"When I was a little boy in my short-short pants, I grew up in darkness. The only light I had was a kerosene lamp. I had nothing else but the wisdom of my father and mother. So I learned to read and ask questions that helped me journey to the truth.
"Now, our man Plato also learned from the wisdom of his forefathers, the pre-Socratics. He believed that every one of us has a fire in our eye that leads outward and joins with the light of the world. Think of our journey as a bridge of fire, gently swaying over a chasm of ignorance. Slowly, slowly, step by step, we walk along this bridge of fire, suspended in the air, into the grand radiance of knowledge."
My eyes opened and I realized my father was gripping me by the waist. I was hanging in the air. One of the students had pulled up the blinds to show a maintenance man picking up the books, one by one, from the slope outside. The other students' faces lifted with surprise. A warm pleasure trickled to my stomach. I knew they were jealous of me because I was his daughter and my life with him would be extraordinary.
Yet there was always his strange preoccupation that dragged us back into darkness and uncertainty. On the question of light my father remained stumped.
For years, he hung, like a frightened acrobat, in the balance between particle and wave. The rope could suddenly snap, and he might tumble down. Or perhaps it was he who contemplated snapping, and this frightened him. It also frightened me. For something was never quite right with my father.
But I am getting ahead of myself. Almost every night, my father told me stories, drew me into his questions, until I grew drowsy with sleep. His voice became a sound, the struck notes of a song, the start of the world as I was coming to know it.
This is a story about many things. It is about light.
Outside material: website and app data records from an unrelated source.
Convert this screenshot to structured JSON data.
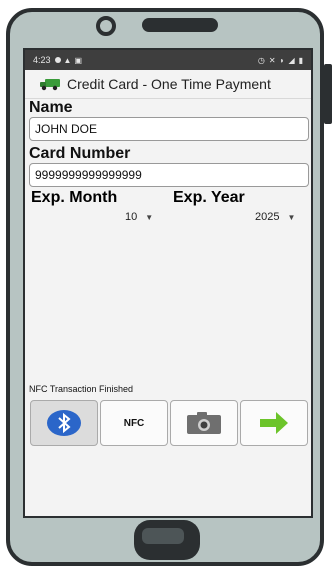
{
  "status_bar": {
    "time": "4:23"
  },
  "app": {
    "title": "Credit Card - One Time Payment"
  },
  "form": {
    "name_label": "Name",
    "name_value": "JOHN DOE",
    "card_label": "Card Number",
    "card_value": "9999999999999999",
    "exp_month_label": "Exp. Month",
    "exp_month_value": "10",
    "exp_year_label": "Exp. Year",
    "exp_year_value": "2025"
  },
  "nfc_status": "NFC Transaction Finished",
  "buttons": {
    "nfc_label": "NFC"
  },
  "colors": {
    "bluetooth_bg": "#2b66c9",
    "arrow_green": "#6cc42a",
    "phone_body": "#b7c4c2"
  }
}
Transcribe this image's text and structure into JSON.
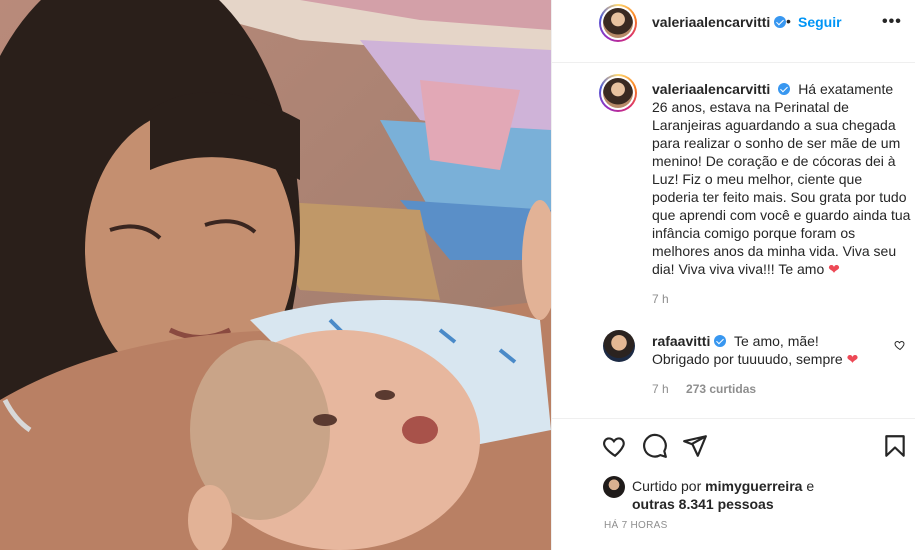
{
  "post": {
    "username": "valeriaalencarvitti",
    "separator": "•",
    "follow_label": "Seguir",
    "more_label": "•••"
  },
  "caption": {
    "username": "valeriaalencarvitti",
    "text": "Há exatamente 26 anos, estava na Perinatal de Laranjeiras aguardando a sua chegada para realizar o sonho de ser mãe de um menino! De coração e de cócoras dei à Luz! Fiz o meu melhor, ciente que poderia ter feito mais. Sou grata por tudo que aprendi com você e guardo ainda tua infância comigo porque foram os melhores anos da minha vida. Viva seu dia! Viva viva viva!!! Te amo",
    "emoji": "❤",
    "time": "7 h"
  },
  "comment": {
    "username": "rafaavitti",
    "text": "Te amo, mãe! Obrigado por tuuuudo, sempre",
    "emoji": "❤",
    "time": "7 h",
    "likes": "273 curtidas"
  },
  "actions": {
    "like_icon": "heart-icon",
    "comment_icon": "comment-icon",
    "share_icon": "paper-plane-icon",
    "save_icon": "bookmark-icon"
  },
  "likes": {
    "prefix": "Curtido por",
    "user": "mimyguerreira",
    "conj": "e",
    "others": "outras 8.341 pessoas"
  },
  "timeago": "HÁ 7 HORAS",
  "colors": {
    "link_blue": "#0095f6",
    "verified_blue": "#3897f0",
    "heart_red": "#ed4956",
    "muted": "#8e8e8e"
  }
}
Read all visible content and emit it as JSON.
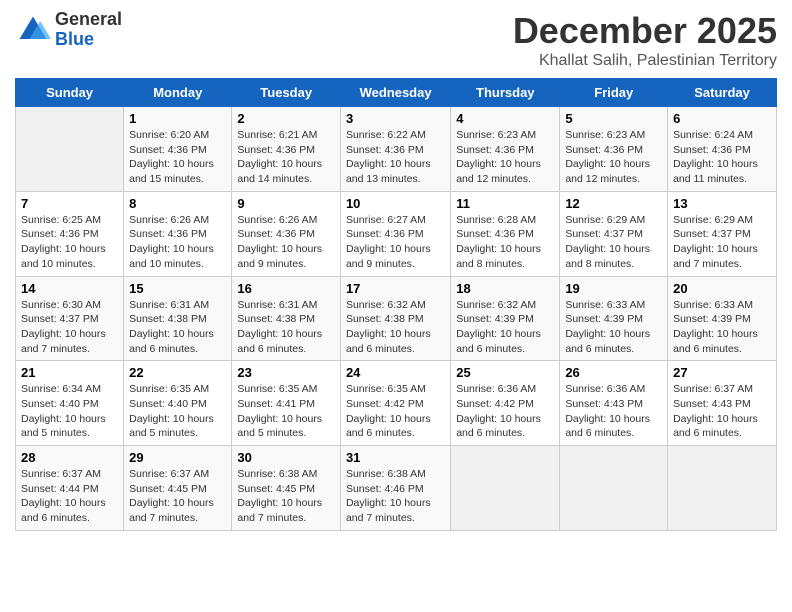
{
  "logo": {
    "general": "General",
    "blue": "Blue"
  },
  "title": "December 2025",
  "location": "Khallat Salih, Palestinian Territory",
  "days_of_week": [
    "Sunday",
    "Monday",
    "Tuesday",
    "Wednesday",
    "Thursday",
    "Friday",
    "Saturday"
  ],
  "weeks": [
    [
      {
        "day": "",
        "info": ""
      },
      {
        "day": "1",
        "info": "Sunrise: 6:20 AM\nSunset: 4:36 PM\nDaylight: 10 hours\nand 15 minutes."
      },
      {
        "day": "2",
        "info": "Sunrise: 6:21 AM\nSunset: 4:36 PM\nDaylight: 10 hours\nand 14 minutes."
      },
      {
        "day": "3",
        "info": "Sunrise: 6:22 AM\nSunset: 4:36 PM\nDaylight: 10 hours\nand 13 minutes."
      },
      {
        "day": "4",
        "info": "Sunrise: 6:23 AM\nSunset: 4:36 PM\nDaylight: 10 hours\nand 12 minutes."
      },
      {
        "day": "5",
        "info": "Sunrise: 6:23 AM\nSunset: 4:36 PM\nDaylight: 10 hours\nand 12 minutes."
      },
      {
        "day": "6",
        "info": "Sunrise: 6:24 AM\nSunset: 4:36 PM\nDaylight: 10 hours\nand 11 minutes."
      }
    ],
    [
      {
        "day": "7",
        "info": "Sunrise: 6:25 AM\nSunset: 4:36 PM\nDaylight: 10 hours\nand 10 minutes."
      },
      {
        "day": "8",
        "info": "Sunrise: 6:26 AM\nSunset: 4:36 PM\nDaylight: 10 hours\nand 10 minutes."
      },
      {
        "day": "9",
        "info": "Sunrise: 6:26 AM\nSunset: 4:36 PM\nDaylight: 10 hours\nand 9 minutes."
      },
      {
        "day": "10",
        "info": "Sunrise: 6:27 AM\nSunset: 4:36 PM\nDaylight: 10 hours\nand 9 minutes."
      },
      {
        "day": "11",
        "info": "Sunrise: 6:28 AM\nSunset: 4:36 PM\nDaylight: 10 hours\nand 8 minutes."
      },
      {
        "day": "12",
        "info": "Sunrise: 6:29 AM\nSunset: 4:37 PM\nDaylight: 10 hours\nand 8 minutes."
      },
      {
        "day": "13",
        "info": "Sunrise: 6:29 AM\nSunset: 4:37 PM\nDaylight: 10 hours\nand 7 minutes."
      }
    ],
    [
      {
        "day": "14",
        "info": "Sunrise: 6:30 AM\nSunset: 4:37 PM\nDaylight: 10 hours\nand 7 minutes."
      },
      {
        "day": "15",
        "info": "Sunrise: 6:31 AM\nSunset: 4:38 PM\nDaylight: 10 hours\nand 6 minutes."
      },
      {
        "day": "16",
        "info": "Sunrise: 6:31 AM\nSunset: 4:38 PM\nDaylight: 10 hours\nand 6 minutes."
      },
      {
        "day": "17",
        "info": "Sunrise: 6:32 AM\nSunset: 4:38 PM\nDaylight: 10 hours\nand 6 minutes."
      },
      {
        "day": "18",
        "info": "Sunrise: 6:32 AM\nSunset: 4:39 PM\nDaylight: 10 hours\nand 6 minutes."
      },
      {
        "day": "19",
        "info": "Sunrise: 6:33 AM\nSunset: 4:39 PM\nDaylight: 10 hours\nand 6 minutes."
      },
      {
        "day": "20",
        "info": "Sunrise: 6:33 AM\nSunset: 4:39 PM\nDaylight: 10 hours\nand 6 minutes."
      }
    ],
    [
      {
        "day": "21",
        "info": "Sunrise: 6:34 AM\nSunset: 4:40 PM\nDaylight: 10 hours\nand 5 minutes."
      },
      {
        "day": "22",
        "info": "Sunrise: 6:35 AM\nSunset: 4:40 PM\nDaylight: 10 hours\nand 5 minutes."
      },
      {
        "day": "23",
        "info": "Sunrise: 6:35 AM\nSunset: 4:41 PM\nDaylight: 10 hours\nand 5 minutes."
      },
      {
        "day": "24",
        "info": "Sunrise: 6:35 AM\nSunset: 4:42 PM\nDaylight: 10 hours\nand 6 minutes."
      },
      {
        "day": "25",
        "info": "Sunrise: 6:36 AM\nSunset: 4:42 PM\nDaylight: 10 hours\nand 6 minutes."
      },
      {
        "day": "26",
        "info": "Sunrise: 6:36 AM\nSunset: 4:43 PM\nDaylight: 10 hours\nand 6 minutes."
      },
      {
        "day": "27",
        "info": "Sunrise: 6:37 AM\nSunset: 4:43 PM\nDaylight: 10 hours\nand 6 minutes."
      }
    ],
    [
      {
        "day": "28",
        "info": "Sunrise: 6:37 AM\nSunset: 4:44 PM\nDaylight: 10 hours\nand 6 minutes."
      },
      {
        "day": "29",
        "info": "Sunrise: 6:37 AM\nSunset: 4:45 PM\nDaylight: 10 hours\nand 7 minutes."
      },
      {
        "day": "30",
        "info": "Sunrise: 6:38 AM\nSunset: 4:45 PM\nDaylight: 10 hours\nand 7 minutes."
      },
      {
        "day": "31",
        "info": "Sunrise: 6:38 AM\nSunset: 4:46 PM\nDaylight: 10 hours\nand 7 minutes."
      },
      {
        "day": "",
        "info": ""
      },
      {
        "day": "",
        "info": ""
      },
      {
        "day": "",
        "info": ""
      }
    ]
  ]
}
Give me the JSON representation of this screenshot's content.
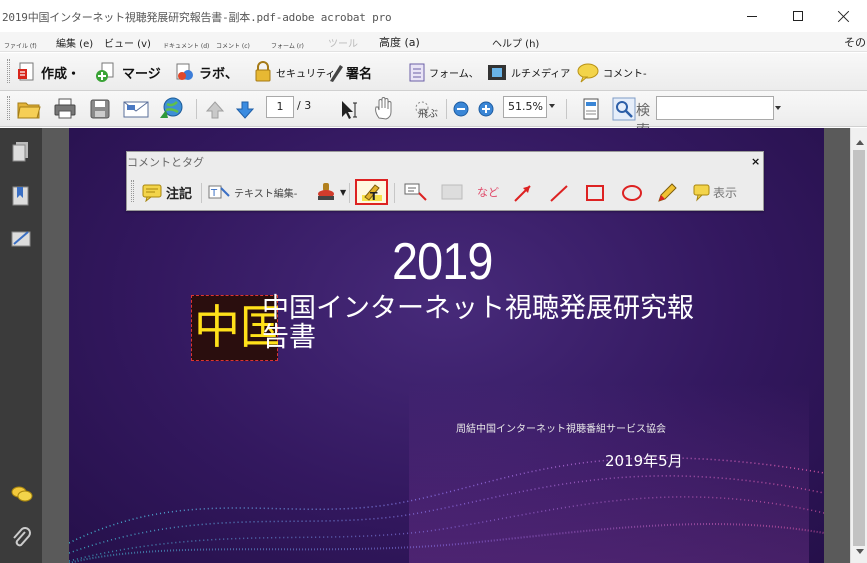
{
  "window": {
    "title": "2019中国インターネット視聴発展研究報告書-副本.pdf-adobe acrobat pro"
  },
  "menu": {
    "items": [
      {
        "label": "ファイル (f)",
        "size": "small"
      },
      {
        "label": "編集 (e)",
        "size": "big"
      },
      {
        "label": "ビュー (v)",
        "size": "big"
      },
      {
        "label": "ドキュメント (d)",
        "size": "small"
      },
      {
        "label": "コメント (c)",
        "size": "small"
      },
      {
        "label": "フォーム (r)",
        "size": "small"
      },
      {
        "label": "ツール",
        "size": "faded"
      },
      {
        "label": "高度 (a)",
        "size": "big"
      },
      {
        "label": "ヘルプ (h)",
        "size": "big"
      },
      {
        "label": "その",
        "size": "big"
      }
    ]
  },
  "toolbar1": {
    "create": "作成・",
    "merge": "マージ",
    "collab": "ラボ、",
    "security": "セキュリティ",
    "sign": "署名",
    "forms": "フォーム、",
    "multimedia": "ルチメディア",
    "comment": "コメント-"
  },
  "toolbar2": {
    "page_current": "1",
    "page_total": "/ 3",
    "zoom": "51.5%",
    "search_label": "検索",
    "hand_label": "飛ぶ"
  },
  "comment_bar": {
    "title": "コメントとタグ",
    "close": "×",
    "note": "注記",
    "text_edit": "テキスト編集-",
    "etc": "など",
    "show": "表示"
  },
  "slide": {
    "year": "2019",
    "title": "中国インターネット視聴発展研究報告書",
    "highlight": "中国",
    "org": "周結中国インターネット視聴番組サービス協会",
    "date": "2019年5月"
  },
  "colors": {
    "slide_bg": "#33185f",
    "highlight_text": "#ffe11a",
    "selection_border": "#d22222"
  }
}
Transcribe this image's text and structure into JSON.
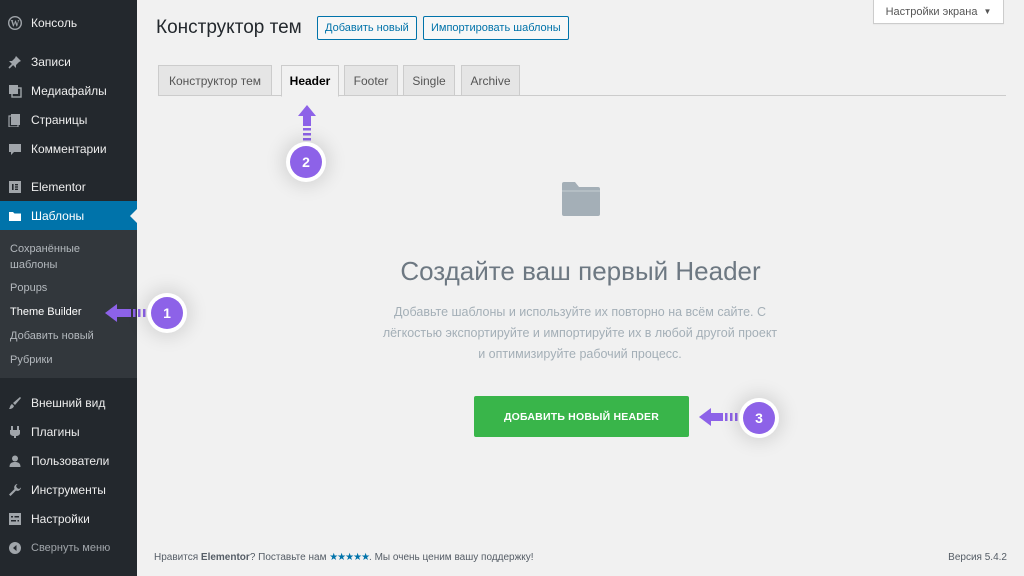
{
  "sidebar": {
    "items": [
      {
        "label": "Консоль",
        "icon": "wordpress-icon"
      },
      {
        "label": "Записи",
        "icon": "pin-icon"
      },
      {
        "label": "Медиафайлы",
        "icon": "media-icon"
      },
      {
        "label": "Страницы",
        "icon": "pages-icon"
      },
      {
        "label": "Комментарии",
        "icon": "comment-icon"
      },
      {
        "label": "Elementor",
        "icon": "elementor-icon"
      },
      {
        "label": "Шаблоны",
        "icon": "folder-icon"
      },
      {
        "label": "Внешний вид",
        "icon": "brush-icon"
      },
      {
        "label": "Плагины",
        "icon": "plugin-icon"
      },
      {
        "label": "Пользователи",
        "icon": "user-icon"
      },
      {
        "label": "Инструменты",
        "icon": "wrench-icon"
      },
      {
        "label": "Настройки",
        "icon": "settings-icon"
      }
    ],
    "submenu": [
      {
        "label": "Сохранённые шаблоны"
      },
      {
        "label": "Popups"
      },
      {
        "label": "Theme Builder"
      },
      {
        "label": "Добавить новый"
      },
      {
        "label": "Рубрики"
      }
    ],
    "collapse_label": "Свернуть меню"
  },
  "header": {
    "title": "Конструктор тем",
    "add_new_label": "Добавить новый",
    "import_label": "Импортировать шаблоны",
    "screen_options_label": "Настройки экрана"
  },
  "tabs": [
    {
      "label": "Конструктор тем"
    },
    {
      "label": "Header"
    },
    {
      "label": "Footer"
    },
    {
      "label": "Single"
    },
    {
      "label": "Archive"
    }
  ],
  "empty_state": {
    "title": "Создайте ваш первый Header",
    "description_lines": [
      "Добавьте шаблоны и используйте их повторно на всём сайте. С",
      "лёгкостью экспортируйте и импортируйте их в любой другой проект",
      "и оптимизируйте рабочий процесс."
    ],
    "button_label": "ДОБАВИТЬ НОВЫЙ HEADER"
  },
  "footer": {
    "text_before": "Нравится ",
    "brand": "Elementor",
    "text_middle": "? Поставьте нам ",
    "stars": "★★★★★",
    "text_after": ". Мы очень ценим вашу поддержку!",
    "version": "Версия 5.4.2"
  },
  "annotations": [
    {
      "number": "1"
    },
    {
      "number": "2"
    },
    {
      "number": "3"
    }
  ],
  "colors": {
    "sidebar_bg": "#23282d",
    "active_blue": "#0073aa",
    "button_green": "#39b54a",
    "badge_purple": "#8d62e8"
  }
}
It is about a mixed-up family that came together every summer to pretend it was whole. It is about the tales of long before. And it is about a father who one day stopped talking.
And as with all stories, we must start at the beginning.
Posted November 8, 2002
The girl in the book learns abut family,life, and growing up, while her father a struggling author and a wonderful professer tells about the discovery of light. Then when the family goes to England to see relatives the past starts tugging at his heels.Was this review helpful? Yes NoThank you for your feedback. Report this reviewThank you, this review has been flagged.